The pitch was bubbling in the seams; the nasty stench of the place turned me sick; if ever a man smelt fever and dysentery, it was in that abominable anchorage.
There was certainly opportunity for the nigger's enjoyment, for the open well-hole was almost under his nose, sending up such a stench as almost made Adam sick, though Lady Arabella seemed not to mind it at all.
So vividly did he recall that hospital stench of dead flesh that he looked round to see where the smell came from.
Through counter currents of the heavy stench of meat eaters he traced the trail of Bara; the sweet and cloying stink of Horta, the boar, could not drown his quarry's scent--the permeating, mellow musk of the deer's foot.
The air was perfumed with the stench of rotten leaves and faded fruit; the refuse of the butchers' stalls, and offal and garbage of a hundred kinds.
Harkee, my lord Bishop," quoth he, "the stench of your evil actions had reached our nostrils.
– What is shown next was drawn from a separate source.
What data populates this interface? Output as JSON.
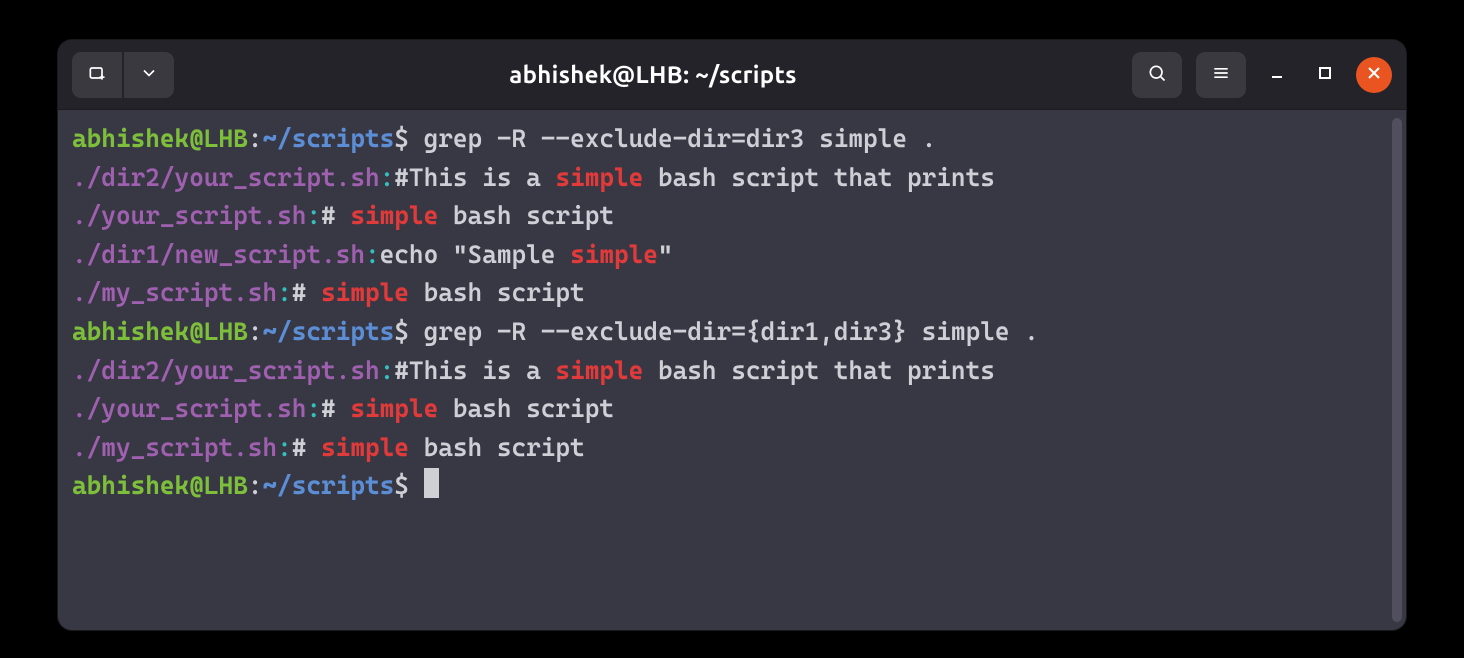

However it seemed likely that it would carry me once more safely through the crowded passages and chambers of the upper levels, and so I set out with Perry and Ghak--the stench of the illy cured pelts fairly choking me.